That's when Lorek spotted the corpse. It was female, probably within the ages of twenty five to thirty, and wearing the dirty and tattered remains of some sort of uniform. So she worked here huh? Must have gabbed these two and desperately hid them under the vests knowing that the lead would protect them from the worst of the radiation. Why these two would always be a mystery. Convenience, chance, family relation maybe, whatever the reason it all remained the same. Dead men tell no tales.

Beside her Lorek spotted the air canisters. They were all oxygen containers and had tubes stuffed into the pile. Again, that was clever. The seal wouldn't be perfect (the boy had a cough that Lorek didn't like), but considering the stress she must have been under it was impressive thinking.

The girl wailed again, demanding attention.

"Ok, ok." He read the paper bands on the children's ankles. Thank goodness that their written language was similar to his own. "Miss Roxanne Ritchi and Mr. Bernard Jones it's a pleasure to meet you. Now let's get you some food."

He wrapped them both in an oversized vest and pinned the force field generator to the front. He'd have to walk slower so the generator could keep up the bubble, but that was manageable. Bundle cradled to his chest the alien skirted around the edges of the room being careful not to fall. At the doorway though, Lorek had to stop.

He glanced over his shoulder. Whoever the woman was she'd sacrificed everything to save these children, and deserved something for it. Even if words fell on deaf ears at least they were said.

"Thank you," He whispered, "You did your best to protect them and now I'll do the same."


Before anyone asks, no Lorek is not Megamind's father (I hope the mustache and not a full on beard would be enough of a hint). I know... (Le Gasp! An OC! DDDDDX) But I have a different role in mind for Meg's dad. Bwahahah. =] Plus I SWEAR if we ever see Lorek again it will be to either further the plot or shine some light on an issue going on with the main characters, which isn't that the definition of a secondary character?

And yes, I did bring Bernard along for the ride.
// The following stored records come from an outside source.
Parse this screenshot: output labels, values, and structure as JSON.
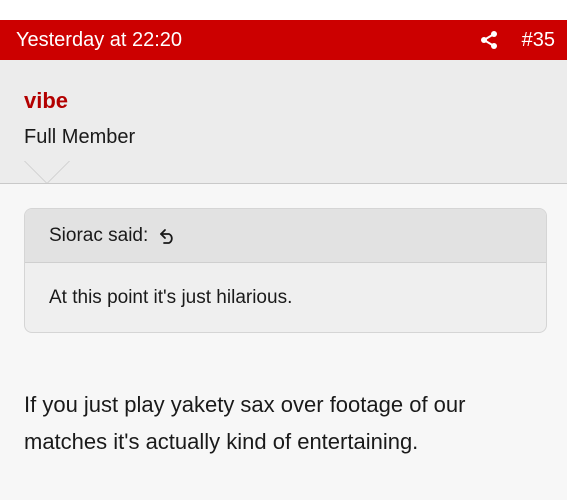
{
  "post": {
    "time": "Yesterday at 22:20",
    "number": "#35",
    "share_icon": "share-icon",
    "header_color": "#cc0000"
  },
  "user": {
    "name": "vibe",
    "title": "Full Member",
    "name_color": "#b30000"
  },
  "quote": {
    "author": "Siorac said:",
    "jump_icon": "go-to-quote-icon",
    "text": "At this point it's just hilarious."
  },
  "message": {
    "text": "If you just play yakety sax over footage of our matches it's actually kind of entertaining."
  }
}
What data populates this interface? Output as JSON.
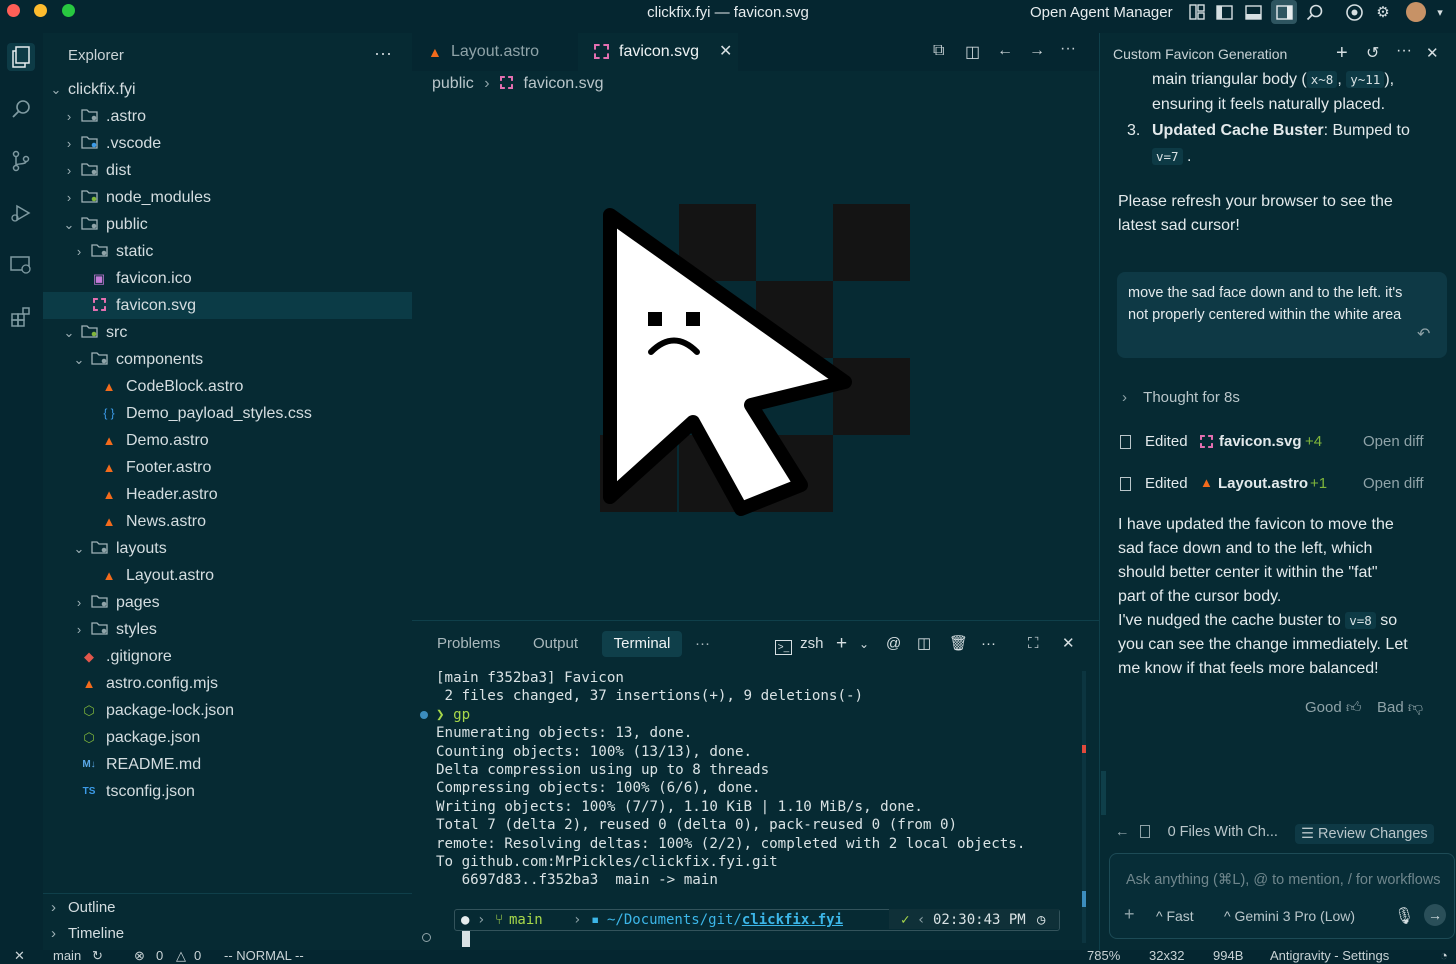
{
  "window": {
    "title": "clickfix.fyi — favicon.svg",
    "agent_manager": "Open Agent Manager"
  },
  "explorer": {
    "title": "Explorer",
    "root": "clickfix.fyi",
    "items": [
      {
        "label": ".astro",
        "depth": 1,
        "chev": "›",
        "icon": "folder-icon"
      },
      {
        "label": ".vscode",
        "depth": 1,
        "chev": "›",
        "icon": "folder-vscode-icon"
      },
      {
        "label": "dist",
        "depth": 1,
        "chev": "›",
        "icon": "folder-dist-icon"
      },
      {
        "label": "node_modules",
        "depth": 1,
        "chev": "›",
        "icon": "folder-node-icon"
      },
      {
        "label": "public",
        "depth": 1,
        "chev": "⌄",
        "icon": "folder-public-icon"
      },
      {
        "label": "static",
        "depth": 2,
        "chev": "›",
        "icon": "folder-static-icon"
      },
      {
        "label": "favicon.ico",
        "depth": 2,
        "chev": "",
        "icon": "image-file-icon"
      },
      {
        "label": "favicon.svg",
        "depth": 2,
        "chev": "",
        "icon": "svg-file-icon"
      },
      {
        "label": "src",
        "depth": 1,
        "chev": "⌄",
        "icon": "folder-src-icon"
      },
      {
        "label": "components",
        "depth": 2,
        "chev": "⌄",
        "icon": "folder-components-icon"
      },
      {
        "label": "CodeBlock.astro",
        "depth": 3,
        "chev": "",
        "icon": "astro-file-icon"
      },
      {
        "label": "Demo_payload_styles.css",
        "depth": 3,
        "chev": "",
        "icon": "css-file-icon"
      },
      {
        "label": "Demo.astro",
        "depth": 3,
        "chev": "",
        "icon": "astro-file-icon"
      },
      {
        "label": "Footer.astro",
        "depth": 3,
        "chev": "",
        "icon": "astro-file-icon"
      },
      {
        "label": "Header.astro",
        "depth": 3,
        "chev": "",
        "icon": "astro-file-icon"
      },
      {
        "label": "News.astro",
        "depth": 3,
        "chev": "",
        "icon": "astro-file-icon"
      },
      {
        "label": "layouts",
        "depth": 2,
        "chev": "⌄",
        "icon": "folder-layouts-icon"
      },
      {
        "label": "Layout.astro",
        "depth": 3,
        "chev": "",
        "icon": "astro-file-icon"
      },
      {
        "label": "pages",
        "depth": 2,
        "chev": "›",
        "icon": "folder-icon"
      },
      {
        "label": "styles",
        "depth": 2,
        "chev": "›",
        "icon": "folder-styles-icon"
      },
      {
        "label": ".gitignore",
        "depth": 1,
        "chev": "",
        "icon": "git-file-icon"
      },
      {
        "label": "astro.config.mjs",
        "depth": 1,
        "chev": "",
        "icon": "astro-file-icon"
      },
      {
        "label": "package-lock.json",
        "depth": 1,
        "chev": "",
        "icon": "node-file-icon"
      },
      {
        "label": "package.json",
        "depth": 1,
        "chev": "",
        "icon": "node-file-icon"
      },
      {
        "label": "README.md",
        "depth": 1,
        "chev": "",
        "icon": "markdown-file-icon"
      },
      {
        "label": "tsconfig.json",
        "depth": 1,
        "chev": "",
        "icon": "ts-config-icon"
      }
    ],
    "outline": "Outline",
    "timeline": "Timeline"
  },
  "editor": {
    "tabs": [
      {
        "label": "Layout.astro",
        "active": false
      },
      {
        "label": "favicon.svg",
        "active": true
      }
    ],
    "breadcrumb": [
      "public",
      "favicon.svg"
    ]
  },
  "panel": {
    "tabs": [
      "Problems",
      "Output",
      "Terminal"
    ],
    "active_tab": "Terminal",
    "shell": "zsh",
    "terminal_lines": [
      "[main f352ba3] Favicon",
      " 2 files changed, 37 insertions(+), 9 deletions(-)",
      "❯ gp",
      "Enumerating objects: 13, done.",
      "Counting objects: 100% (13/13), done.",
      "Delta compression using up to 8 threads",
      "Compressing objects: 100% (6/6), done.",
      "Writing objects: 100% (7/7), 1.10 KiB | 1.10 MiB/s, done.",
      "Total 7 (delta 2), reused 0 (delta 0), pack-reused 0 (from 0)",
      "remote: Resolving deltas: 100% (2/2), completed with 2 local objects.",
      "To github.com:MrPickles/clickfix.fyi.git",
      "   6697d83..f352ba3  main -> main"
    ],
    "prompt": {
      "branch": "main",
      "path_prefix": "~/Documents/git/",
      "path_repo": "clickfix.fyi",
      "check": "✓",
      "time": "02:30:43 PM"
    }
  },
  "chat": {
    "title": "Custom Favicon Generation",
    "frag1_a": "main triangular body (",
    "frag1_code1": "x~8",
    "frag1_code2": "y~11",
    "frag1_b": "),",
    "frag2": "ensuring it feels naturally placed.",
    "item3_num": "3.",
    "item3_bold": "Updated Cache Buster",
    "item3_text": ": Bumped to",
    "item3_code": "v=7",
    "refresh_1": "Please refresh your browser to see the",
    "refresh_2": "latest sad cursor!",
    "user_msg": "move the sad face down and to the left. it's not properly centered within the white area",
    "thought": "Thought for 8s",
    "edits": [
      {
        "verb": "Edited",
        "file": "favicon.svg",
        "delta": "+4",
        "action": "Open diff"
      },
      {
        "verb": "Edited",
        "file": "Layout.astro",
        "delta": "+1",
        "action": "Open diff"
      }
    ],
    "reply_lines": [
      "I have updated the favicon to move the",
      "sad face down and to the left, which",
      "should better center it within the \"fat\"",
      "part of the cursor body."
    ],
    "reply2_a": "I've nudged the cache buster to",
    "reply2_code": "v=8",
    "reply2_b": "so",
    "reply2_lines": [
      "you can see the change immediately. Let",
      "me know if that feels more balanced!"
    ],
    "good": "Good",
    "bad": "Bad",
    "files_changed": "0 Files With Ch...",
    "review": "Review Changes",
    "input_placeholder": "Ask anything (⌘L), @ to mention, / for workflows",
    "mode": "Fast",
    "model": "Gemini 3 Pro (Low)"
  },
  "status": {
    "branch": "main",
    "errors": "0",
    "warnings": "0",
    "mode": "-- NORMAL --",
    "zoom": "785%",
    "dims": "32x32",
    "size": "994B",
    "settings": "Antigravity - Settings"
  },
  "colors": {
    "bg": "#062a33",
    "accent": "#2f7fa8",
    "astro": "#f36b1c",
    "svg": "#e36fb0",
    "diff_add": "#7fb53b"
  }
}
It wasn't in the prompt, but I figured that Megamind had Minion to prevent him from going nuts from social isolation so Roxanne needed somebody too.
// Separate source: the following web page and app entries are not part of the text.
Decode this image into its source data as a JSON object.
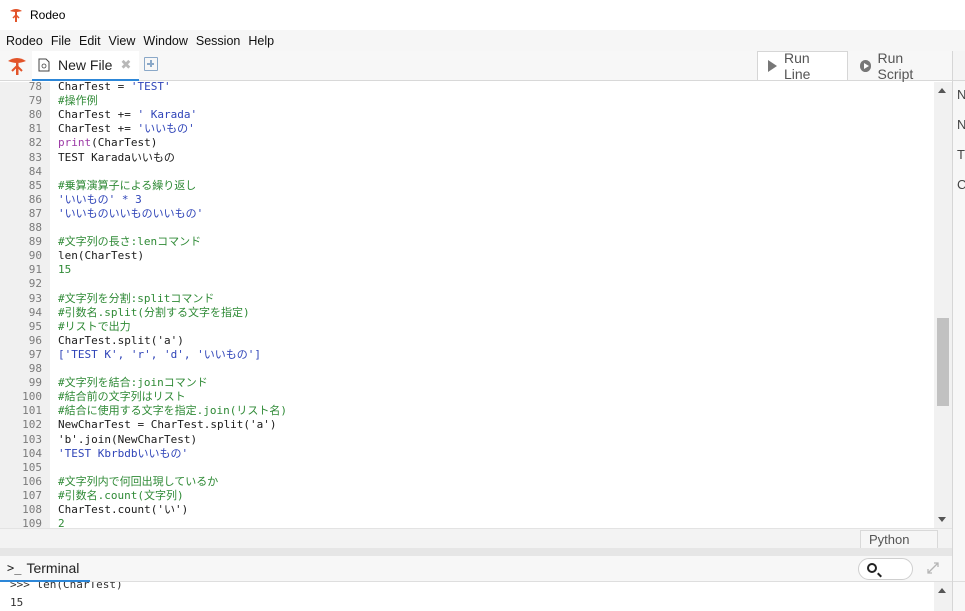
{
  "window": {
    "title": "Rodeo"
  },
  "menu": [
    "Rodeo",
    "File",
    "Edit",
    "View",
    "Window",
    "Session",
    "Help"
  ],
  "editor": {
    "tab_label": "New File",
    "run_line_label": "Run Line",
    "run_script_label": "Run Script",
    "language": "Python",
    "scroll_thumb_fraction_start": 0.53,
    "scroll_thumb_fraction_size": 0.21,
    "lines": [
      {
        "num": "78",
        "text": "CharTest = 'TEST'",
        "kind": "mixed_assign"
      },
      {
        "num": "79",
        "text": "#操作例",
        "kind": "comment"
      },
      {
        "num": "80",
        "text": "CharTest += ' Karada'",
        "kind": "mixed_assign"
      },
      {
        "num": "81",
        "text": "CharTest += 'いいもの'",
        "kind": "mixed_assign"
      },
      {
        "num": "82",
        "text": "print(CharTest)",
        "kind": "print"
      },
      {
        "num": "83",
        "text": "TEST Karadaいいもの",
        "kind": "plain"
      },
      {
        "num": "84",
        "text": "",
        "kind": "plain"
      },
      {
        "num": "85",
        "text": "#乗算演算子による繰り返し",
        "kind": "comment"
      },
      {
        "num": "86",
        "text": "'いいもの' * 3",
        "kind": "string"
      },
      {
        "num": "87",
        "text": "'いいものいいものいいもの'",
        "kind": "string"
      },
      {
        "num": "88",
        "text": "",
        "kind": "plain"
      },
      {
        "num": "89",
        "text": "#文字列の長さ:lenコマンド",
        "kind": "comment"
      },
      {
        "num": "90",
        "text": "len(CharTest)",
        "kind": "plain"
      },
      {
        "num": "91",
        "text": "15",
        "kind": "number"
      },
      {
        "num": "92",
        "text": "",
        "kind": "plain"
      },
      {
        "num": "93",
        "text": "#文字列を分割:splitコマンド",
        "kind": "comment"
      },
      {
        "num": "94",
        "text": "#引数名.split(分割する文字を指定)",
        "kind": "comment"
      },
      {
        "num": "95",
        "text": "#リストで出力",
        "kind": "comment"
      },
      {
        "num": "96",
        "text": "CharTest.split('a')",
        "kind": "plain"
      },
      {
        "num": "97",
        "text": "['TEST K', 'r', 'd', 'いいもの']",
        "kind": "string"
      },
      {
        "num": "98",
        "text": "",
        "kind": "plain"
      },
      {
        "num": "99",
        "text": "#文字列を結合:joinコマンド",
        "kind": "comment"
      },
      {
        "num": "100",
        "text": "#結合前の文字列はリスト",
        "kind": "comment"
      },
      {
        "num": "101",
        "text": "#結合に使用する文字を指定.join(リスト名)",
        "kind": "comment"
      },
      {
        "num": "102",
        "text": "NewCharTest = CharTest.split('a')",
        "kind": "plain"
      },
      {
        "num": "103",
        "text": "'b'.join(NewCharTest)",
        "kind": "plain"
      },
      {
        "num": "104",
        "text": "'TEST Kbrbdbいいもの'",
        "kind": "string"
      },
      {
        "num": "105",
        "text": "",
        "kind": "plain"
      },
      {
        "num": "106",
        "text": "#文字列内で何回出現しているか",
        "kind": "comment"
      },
      {
        "num": "107",
        "text": "#引数名.count(文字列)",
        "kind": "comment"
      },
      {
        "num": "108",
        "text": "CharTest.count('い')",
        "kind": "plain"
      },
      {
        "num": "109",
        "text": "2",
        "kind": "number"
      }
    ]
  },
  "terminal": {
    "tab_label": "Terminal",
    "prompt_icon": ">_",
    "lines": [
      ">>> len(CharTest)",
      "15"
    ]
  },
  "right_panel": {
    "rows": [
      "N",
      "N",
      "T",
      "C"
    ]
  },
  "colors": {
    "accent": "#2d87d8",
    "comment": "#2f8a36",
    "string": "#2f44b8"
  }
}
PS. The hallway that Lorek was blissfully blind to was the delivery ward. Again maybe I was a little too subtle here but I wanted to set up where he was in the hospital but didn't want to graphically describe it either (gah! DX)